Penn-Trafford hockey team is finding some early season success
TribLIVE Sports Videos
One might not confuse the Penn-Trafford hockey team with a bunch of chemists, but the Warriors have found the right formula.
Coming off a PIHL Class AAA Penguins Cup semifinal appearance, the Warriors were hit hard by graduation prior to last season. They struggled to a 3-17-1 finish and did not qualify for the playoffs.
With almost everyone back on the ice, Penn-Trafford has morphed into a Penguins Cup contender once again. Through their first nine games, the Warriors (6-3) doubled their win total and are among Class AAA's top teams with 14 points.
So, what's the catalyst for one of the PIHL's biggest turnarounds?
“I think that has a lot to do with everyone having great chemistry,” senior captain Jake Miller said. “Definitely, the development of depth has helped, too. Our second line has been playing well all year.”
Miller was the only regular back from the 2012 semifinal squad, which entered the Penguins Cup playoffs as the top seed but fell to eventual champ Bethel Park, 3-2.
“We had a lot of talent last year. We were just really young,” Penn-Trafford coach Brian Lehneke said. “Last year's team was really all first-year varsity players. It just took time for them to get used to things.
“I am not surprised we've done so well so far. I knew we could do it.”
Even though the Warriors took their lumps, they remained upbeat.
“You learn a lot from losing, I believe. Not that anyone likes to lose, but you learn how to win,” Lehneke said. “It would have been easy for them to just quit. They really didn't.
“It wasn't like we got blown out a lot. We just couldn't get that final push. They worked hard all spring, summer and up until now, and it's paid off.”
Penn-Trafford's players believed the groundwork they laid last season and in the summer would help them make a strong push this winter.
“We knew that we'd all be back together. We just had to keep working, and it'd pay off,” said senior alternate captain Andy Power, who was a call-up in 2012. “It's starting to this year, and we're looking for it to continue.”
The Warriors found some chemistry last year when Jordan Eisenstat, Jonah Graffius and Miller came together on the top line. They remain a force this season with a combined 24 goals and 51 points.
The team found an effective second line this year with Marc Anthony, Dan Cox and Cameron Williams, who did not play high school hockey last season. That trio has produced 13 goals and 21 points.
“We are playing well together, and the second line is putting up points and that helps out a lot,” Miller said. “It was definitely frustrating to play last year and lose that many games. It was tough on the whole team. We worked harder, though, and we are showing that we can be one of the better teams in the league.”
Kenny White, another newcomer, has helped the Warriors on defense, as well. So far, they've outscored opponents 46-28.
“We're just focused and trying to play better in our defensive zone,” Power said. “We are doing the little things this year that we weren't doing last year. We are helping goaltenders (Jake Proskin and Eric Phelps) more, too, and they are playing well, too. All around, it's been a good defensive effort, and we're getting scoring from all three lines.”

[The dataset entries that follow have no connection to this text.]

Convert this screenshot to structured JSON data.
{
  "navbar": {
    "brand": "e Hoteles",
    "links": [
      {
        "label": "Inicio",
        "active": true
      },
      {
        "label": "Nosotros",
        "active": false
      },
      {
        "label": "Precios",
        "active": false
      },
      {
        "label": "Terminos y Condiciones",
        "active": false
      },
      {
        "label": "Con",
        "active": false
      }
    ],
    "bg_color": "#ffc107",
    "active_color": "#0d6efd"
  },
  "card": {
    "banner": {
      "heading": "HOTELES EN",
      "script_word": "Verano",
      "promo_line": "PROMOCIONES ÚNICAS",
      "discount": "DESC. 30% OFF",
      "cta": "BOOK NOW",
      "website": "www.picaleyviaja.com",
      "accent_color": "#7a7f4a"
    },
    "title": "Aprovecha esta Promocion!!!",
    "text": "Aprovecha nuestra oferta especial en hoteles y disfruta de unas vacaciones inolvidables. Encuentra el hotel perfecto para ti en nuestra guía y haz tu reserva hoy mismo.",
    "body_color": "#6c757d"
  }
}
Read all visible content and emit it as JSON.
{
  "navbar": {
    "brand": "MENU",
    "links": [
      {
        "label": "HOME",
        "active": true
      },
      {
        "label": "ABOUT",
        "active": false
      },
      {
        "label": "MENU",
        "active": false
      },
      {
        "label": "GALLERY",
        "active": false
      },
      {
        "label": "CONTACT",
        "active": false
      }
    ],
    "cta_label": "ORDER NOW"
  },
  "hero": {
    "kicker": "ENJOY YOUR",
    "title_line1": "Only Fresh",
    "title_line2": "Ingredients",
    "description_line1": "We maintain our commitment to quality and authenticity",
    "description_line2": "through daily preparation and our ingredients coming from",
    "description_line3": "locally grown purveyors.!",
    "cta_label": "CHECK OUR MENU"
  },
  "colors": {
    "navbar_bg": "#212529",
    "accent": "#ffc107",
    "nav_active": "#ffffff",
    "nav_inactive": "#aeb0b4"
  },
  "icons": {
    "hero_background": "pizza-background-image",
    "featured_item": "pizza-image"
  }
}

Penn-Trafford hopes to make it to the Penguins Cup title game.
“I think anyone could go real far and win in the playoffs. I don't think there's one team that's just so far ahead of everyone. I think all of the teams are pretty close,” Miller said. “We just want to keep this going.”
Joe Sager is a freelance writer.
Show commenting policy
TribLive commenting policy
You are solely responsible for your comments and by using TribLive.com you agree to our Terms of Service.
We moderate comments. Our goal is to provide substantive commentary for a general readership. By screening submissions, we provide a space where readers can share intelligent and informed commentary that enhances the quality of our news and information.
While most comments will be posted if they are on-topic and not abusive, moderating decisions are subjective. We will make them as carefully and consistently as we can. Because of the volume of reader comments, we cannot review individual moderation decisions with readers.
We value thoughtful comments representing a range of views that make their point quickly and politely. We make an effort to protect discussions from repeated comments either by the same reader or different readers.
We follow the same standards for taste as the daily newspaper. A few things we won't tolerate: personal attacks, obscenity, vulgarity, profanity (including expletives and letters followed by dashes), commercial promotion, impersonations, incoherence, proselytizing and SHOUTING. Don't include URLs to Web sites.
We do not edit comments. They are either approved or deleted. We reserve the right to edit a comment that is quoted or excerpted in an article. In this case, we may fix spelling and punctuation.
We welcome strong opinions and criticism of our work, but we don't want comments to become bogged down with discussions of our policies and we will moderate accordingly.
We appreciate it when readers and people quoted in articles or blog posts point out errors of fact or emphasis and will investigate all assertions. But these suggestions should be sent via e-mail. To avoid distracting other readers, we won't publish comments that suggest a correction. Instead, corrections will be made in a blog post or in an article.